Afternoon Grey gives a formal assurance to Paul Cambon that if German warships enter the Channel to operate against the French coast or shipping, the British navy will give all the protection possible.
Cambon asks what the cabinet would say about an invasion of Belgium. Grey tells him they are still considering what to say to Parliament the next day.
Grey adds if there is a European war Britain would not be able to send its army to the continent because of all its imperial responsibilities and the need to protect its coasts.

6.30 P.M. Cabinet Meeting The cabinet have an easier meeting and they agree to a statement regarding Belgium.
The report to the King of the day's meetings says "... protection of the French coasts ... is not only a recognition of our friendship with France, but is also imperatively required to preserve British interests" and "As regards Belgium, it was agreed, without any attempts to state a formula, that it should be made evident that a substantial violation of the neutrality of that country would place us in the situation contemplated as possible by Mr. Gladstone in 1870, when interference with Belgian independence was held to compel us to take action".
This statement gives some hope to those against joining the war as Germany might invade only a small part of Belgium on the route to France and the Belgians themselves not resist. If Belgium resists most in the cabinet believe Britain must enter the war.
A second cabinet member confirms he will resign. [More]

9.30 P.M. Conservative leaders meet. They know about the promise to France of naval protection but are disappointed with Asquith's formal reply to their letter which repeats the line Britain is under no obligation to France or Russia to give them naval or military support. They suspect the government is wavering and decide they should see Asquith as soon as possible the next morning.

Evening A small number of cabinet neutralists including Lloyd George meet at dinner. Lloyd George speaks strongly about the importance of maintaining Belgium's neutrality.

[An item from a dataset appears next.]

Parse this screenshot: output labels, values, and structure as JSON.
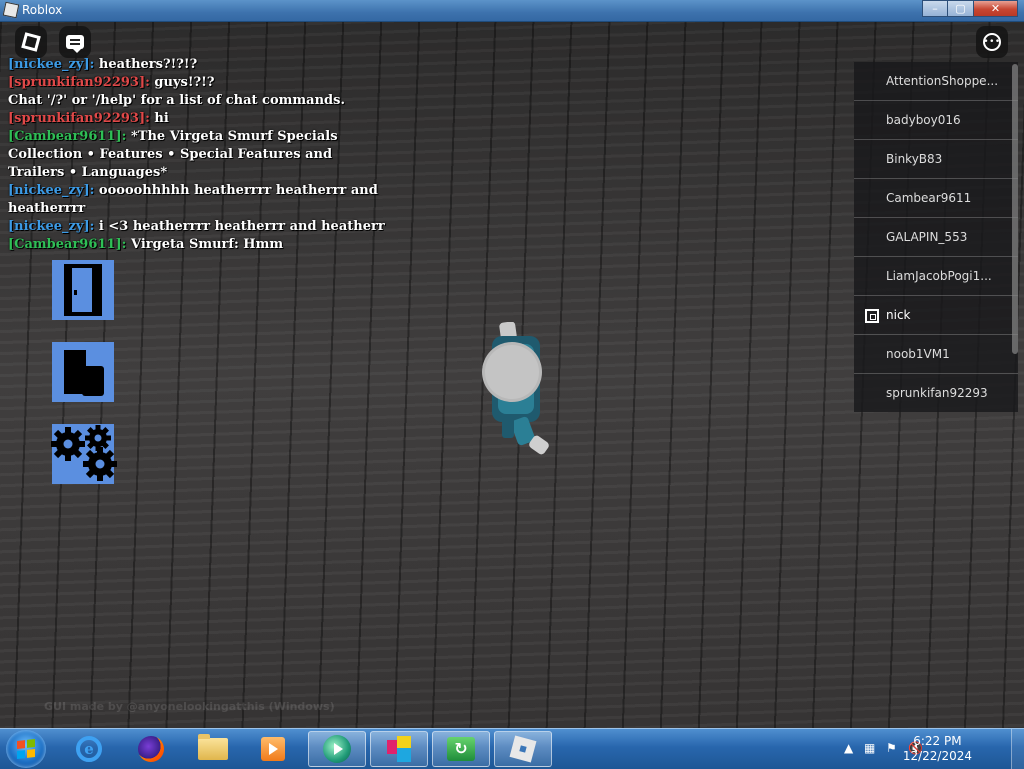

He also talks about the danger of Russian expansion. Many are not willing to support a country like Russia. Lloyd George thinks the cabinet is on the point of breaking up.